Putting the Genes in Genealogy

Double helix

Double helix (from: Mehmet Pinarci, creative commons license)

Science has come to the aid—at least potentially—of people searching for their ancestors and far-flung family members. Genealogists now can draw on the insights provided by genetic testing resources, the two most prominent of which are 23andMe and Ancestry.com, when exploring their family tree. All that’s needed is to order a kit from these organizations, spit into the test tube they send, mail it back, and in six to eight weeks you’ll receive an email with a private link to the results: your own, unique genome described and codified.

Of course, some cash has to change hands too. 23andMe charges $199 for its testing, and Ancestry.com charges $99. There’s an important reason for that price differential. Ancestry’s only interest is in the genealogical significance of your genetic information. 23andMe—which I used for my genetic test several years ago—didn’t start out to do family ancestry testing at all. When I joined, the focus was on health and research.
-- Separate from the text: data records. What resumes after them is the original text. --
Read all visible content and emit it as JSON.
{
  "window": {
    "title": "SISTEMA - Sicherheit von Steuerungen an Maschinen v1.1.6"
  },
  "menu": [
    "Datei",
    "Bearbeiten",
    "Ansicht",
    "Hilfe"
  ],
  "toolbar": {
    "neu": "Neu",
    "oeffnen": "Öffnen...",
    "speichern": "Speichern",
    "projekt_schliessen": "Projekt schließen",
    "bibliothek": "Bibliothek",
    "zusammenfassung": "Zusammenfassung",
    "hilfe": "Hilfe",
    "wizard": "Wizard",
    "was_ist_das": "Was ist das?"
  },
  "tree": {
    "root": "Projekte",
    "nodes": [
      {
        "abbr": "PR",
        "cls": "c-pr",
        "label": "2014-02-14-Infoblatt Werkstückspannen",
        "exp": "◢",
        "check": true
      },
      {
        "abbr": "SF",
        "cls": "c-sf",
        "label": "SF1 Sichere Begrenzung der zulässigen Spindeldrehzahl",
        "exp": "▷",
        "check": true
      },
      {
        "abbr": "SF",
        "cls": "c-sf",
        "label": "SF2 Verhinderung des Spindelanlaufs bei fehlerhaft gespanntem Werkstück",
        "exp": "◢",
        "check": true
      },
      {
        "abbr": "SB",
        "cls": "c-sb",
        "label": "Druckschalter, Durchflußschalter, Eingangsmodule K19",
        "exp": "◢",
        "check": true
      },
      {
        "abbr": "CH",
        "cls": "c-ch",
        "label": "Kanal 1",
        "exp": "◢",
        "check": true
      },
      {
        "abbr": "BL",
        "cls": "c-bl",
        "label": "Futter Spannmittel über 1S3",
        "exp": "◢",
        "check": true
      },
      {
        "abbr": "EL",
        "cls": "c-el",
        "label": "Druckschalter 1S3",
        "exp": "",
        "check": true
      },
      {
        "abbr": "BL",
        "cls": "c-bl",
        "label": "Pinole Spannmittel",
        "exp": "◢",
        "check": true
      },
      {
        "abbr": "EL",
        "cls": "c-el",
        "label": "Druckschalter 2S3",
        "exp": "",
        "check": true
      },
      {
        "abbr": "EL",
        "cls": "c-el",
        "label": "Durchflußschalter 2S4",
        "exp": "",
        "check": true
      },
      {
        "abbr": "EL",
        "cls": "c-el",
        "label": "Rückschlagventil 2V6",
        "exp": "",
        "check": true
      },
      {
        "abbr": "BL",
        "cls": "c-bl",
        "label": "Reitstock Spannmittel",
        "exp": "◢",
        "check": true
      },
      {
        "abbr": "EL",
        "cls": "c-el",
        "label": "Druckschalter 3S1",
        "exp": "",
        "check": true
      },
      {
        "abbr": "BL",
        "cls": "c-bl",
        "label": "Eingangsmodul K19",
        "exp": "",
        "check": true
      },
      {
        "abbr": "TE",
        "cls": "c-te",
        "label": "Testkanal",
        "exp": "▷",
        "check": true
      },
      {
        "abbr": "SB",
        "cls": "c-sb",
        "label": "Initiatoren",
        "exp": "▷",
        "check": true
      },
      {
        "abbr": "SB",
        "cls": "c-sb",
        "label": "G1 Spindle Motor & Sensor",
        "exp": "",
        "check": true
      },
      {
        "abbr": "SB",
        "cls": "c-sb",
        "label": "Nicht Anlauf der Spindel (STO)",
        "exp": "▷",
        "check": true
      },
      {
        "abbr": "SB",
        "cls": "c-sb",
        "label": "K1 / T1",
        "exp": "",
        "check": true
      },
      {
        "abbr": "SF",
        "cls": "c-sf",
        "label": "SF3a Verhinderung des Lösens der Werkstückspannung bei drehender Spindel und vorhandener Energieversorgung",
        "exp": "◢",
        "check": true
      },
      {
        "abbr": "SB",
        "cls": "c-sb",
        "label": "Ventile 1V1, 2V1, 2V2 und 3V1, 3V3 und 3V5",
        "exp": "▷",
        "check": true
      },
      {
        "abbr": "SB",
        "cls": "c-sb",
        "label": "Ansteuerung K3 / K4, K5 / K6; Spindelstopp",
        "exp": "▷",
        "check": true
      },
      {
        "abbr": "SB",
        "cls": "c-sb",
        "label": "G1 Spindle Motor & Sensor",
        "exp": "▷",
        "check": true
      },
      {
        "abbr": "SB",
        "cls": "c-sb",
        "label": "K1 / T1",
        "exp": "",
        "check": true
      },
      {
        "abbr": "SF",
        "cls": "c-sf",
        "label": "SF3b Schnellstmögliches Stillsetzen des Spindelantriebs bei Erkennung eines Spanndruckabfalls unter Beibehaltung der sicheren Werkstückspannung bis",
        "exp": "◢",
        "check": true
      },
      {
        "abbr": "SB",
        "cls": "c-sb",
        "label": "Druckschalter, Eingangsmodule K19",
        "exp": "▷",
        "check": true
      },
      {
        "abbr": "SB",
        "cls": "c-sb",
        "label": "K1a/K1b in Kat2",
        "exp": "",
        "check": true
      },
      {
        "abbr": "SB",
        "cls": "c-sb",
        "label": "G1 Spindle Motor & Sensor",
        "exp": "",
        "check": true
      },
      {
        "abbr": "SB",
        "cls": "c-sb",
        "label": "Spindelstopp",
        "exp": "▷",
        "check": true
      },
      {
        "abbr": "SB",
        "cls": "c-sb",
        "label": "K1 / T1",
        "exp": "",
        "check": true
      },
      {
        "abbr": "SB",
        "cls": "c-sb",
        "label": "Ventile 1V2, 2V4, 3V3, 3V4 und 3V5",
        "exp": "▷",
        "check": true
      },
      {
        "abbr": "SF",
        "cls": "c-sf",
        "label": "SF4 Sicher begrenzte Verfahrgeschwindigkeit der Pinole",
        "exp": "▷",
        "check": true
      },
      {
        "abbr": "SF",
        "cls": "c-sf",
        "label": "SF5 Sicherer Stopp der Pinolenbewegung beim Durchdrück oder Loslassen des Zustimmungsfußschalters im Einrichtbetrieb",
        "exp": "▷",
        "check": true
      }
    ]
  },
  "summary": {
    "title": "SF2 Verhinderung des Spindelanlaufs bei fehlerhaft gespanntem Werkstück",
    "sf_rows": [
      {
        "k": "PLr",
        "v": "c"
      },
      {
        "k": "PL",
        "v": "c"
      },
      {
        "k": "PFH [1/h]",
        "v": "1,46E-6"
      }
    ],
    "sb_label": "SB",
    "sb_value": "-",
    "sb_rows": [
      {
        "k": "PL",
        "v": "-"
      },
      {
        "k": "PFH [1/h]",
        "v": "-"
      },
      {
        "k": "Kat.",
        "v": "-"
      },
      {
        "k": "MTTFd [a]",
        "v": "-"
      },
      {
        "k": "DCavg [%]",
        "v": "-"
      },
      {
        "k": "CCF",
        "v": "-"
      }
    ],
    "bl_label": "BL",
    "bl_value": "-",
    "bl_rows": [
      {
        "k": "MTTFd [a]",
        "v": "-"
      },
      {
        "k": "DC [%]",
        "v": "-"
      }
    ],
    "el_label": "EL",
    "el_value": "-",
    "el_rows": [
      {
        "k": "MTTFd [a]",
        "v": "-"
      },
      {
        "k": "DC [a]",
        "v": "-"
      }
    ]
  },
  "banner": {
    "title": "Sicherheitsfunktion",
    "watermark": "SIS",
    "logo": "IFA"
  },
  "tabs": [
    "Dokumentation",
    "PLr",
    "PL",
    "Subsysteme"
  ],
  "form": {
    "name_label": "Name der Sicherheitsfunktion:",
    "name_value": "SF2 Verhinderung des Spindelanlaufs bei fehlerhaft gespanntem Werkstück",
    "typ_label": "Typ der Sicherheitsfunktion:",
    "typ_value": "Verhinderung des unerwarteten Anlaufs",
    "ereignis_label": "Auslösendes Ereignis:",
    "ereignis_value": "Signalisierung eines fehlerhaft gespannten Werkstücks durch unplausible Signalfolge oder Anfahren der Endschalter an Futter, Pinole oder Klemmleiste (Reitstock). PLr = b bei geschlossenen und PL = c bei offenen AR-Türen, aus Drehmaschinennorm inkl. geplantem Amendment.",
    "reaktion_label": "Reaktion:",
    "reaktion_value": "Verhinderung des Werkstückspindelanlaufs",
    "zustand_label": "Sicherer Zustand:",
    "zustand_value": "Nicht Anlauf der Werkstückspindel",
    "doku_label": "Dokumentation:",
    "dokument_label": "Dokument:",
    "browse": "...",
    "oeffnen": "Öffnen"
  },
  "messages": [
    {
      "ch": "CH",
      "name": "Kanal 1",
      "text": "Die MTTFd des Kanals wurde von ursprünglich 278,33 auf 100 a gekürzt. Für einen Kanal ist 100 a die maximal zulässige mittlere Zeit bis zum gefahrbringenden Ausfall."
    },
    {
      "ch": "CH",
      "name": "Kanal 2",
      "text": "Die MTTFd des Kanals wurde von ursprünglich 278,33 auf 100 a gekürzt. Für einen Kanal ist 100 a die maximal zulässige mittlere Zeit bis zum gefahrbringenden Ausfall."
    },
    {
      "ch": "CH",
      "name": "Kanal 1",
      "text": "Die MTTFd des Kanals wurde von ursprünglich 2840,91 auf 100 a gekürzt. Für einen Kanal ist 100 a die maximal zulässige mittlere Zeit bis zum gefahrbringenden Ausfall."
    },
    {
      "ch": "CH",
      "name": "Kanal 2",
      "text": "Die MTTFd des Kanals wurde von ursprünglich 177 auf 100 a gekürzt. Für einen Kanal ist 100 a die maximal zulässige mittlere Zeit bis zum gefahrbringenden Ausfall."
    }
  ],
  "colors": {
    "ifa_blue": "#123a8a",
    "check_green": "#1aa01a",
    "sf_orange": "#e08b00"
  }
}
The health component comes in with helping you understand the implications of your genetic risks for various diseases and conditions.

The research focus was what interested me. You may know that new drugs and treatments ordinarily must be tested in time-consuming, expensive clinical trials. When it comes to designing a trial for a disease with a genetic component, researchers may need to know whether a new drug, has different effects in people with different genetic profiles. If so, they must find a large number of people with those specific profiles in order to run their tests. Finding these people can take literally years. Often, they never identify enough suitable people and, after great effort and expense, the trial must be abandoned. A core idea of 23andMe was that having a preexisting database containing people’s genetic profiles would help researchers find people with specific genetic characteristics more quickly. A proof of concept was achieved in the area of Parkinson’s disease. In addition, through questionnaires, they find out much more about people with specific genetic profiles, too. That’s why I joined 23andMe, because I thought that database sounded like such an invaluable resource.

Other organizations also offer genetic testing, but Ancestry.com and 23andMe both have made a substantial commitment to developing useful genealogical tools and have the size advantage of more than a million members each. You don’t want to be like the first person to buy a FAX machine. “Cute, but what do you do with it?” You want as many potential connections as possible.

My DNA relatives from 23andMe include four people identified by genetics as my second cousins. Three of them are strangers to me, but they come from the parts of the country that certain family members are from, and their profiles mention specific family surnames. The fourth person is my second cousin who lives in Denver, whom I know well. That known relationship shows the system is working! 23andMe makes it easy to contact the others, and I’m hoping one of them can help clear up a mystery involving our specific shared ancestors. (Since I wrote this, I’ve confirmed one of these strangers is a second cousin, once removed. Now I can dig into a little Alabama family history with him.)

What you most hope for in making these contacts is that one of them is a determined genealogist too. A couple of years ago a stranger from Washington State contacted me via 23andMe, and we did indeed turn out to be distant cousins. He introduced me to other cousins in his line who’d done some family research. It’s been both fun and enlightening to share information and questions—and some answers—with them.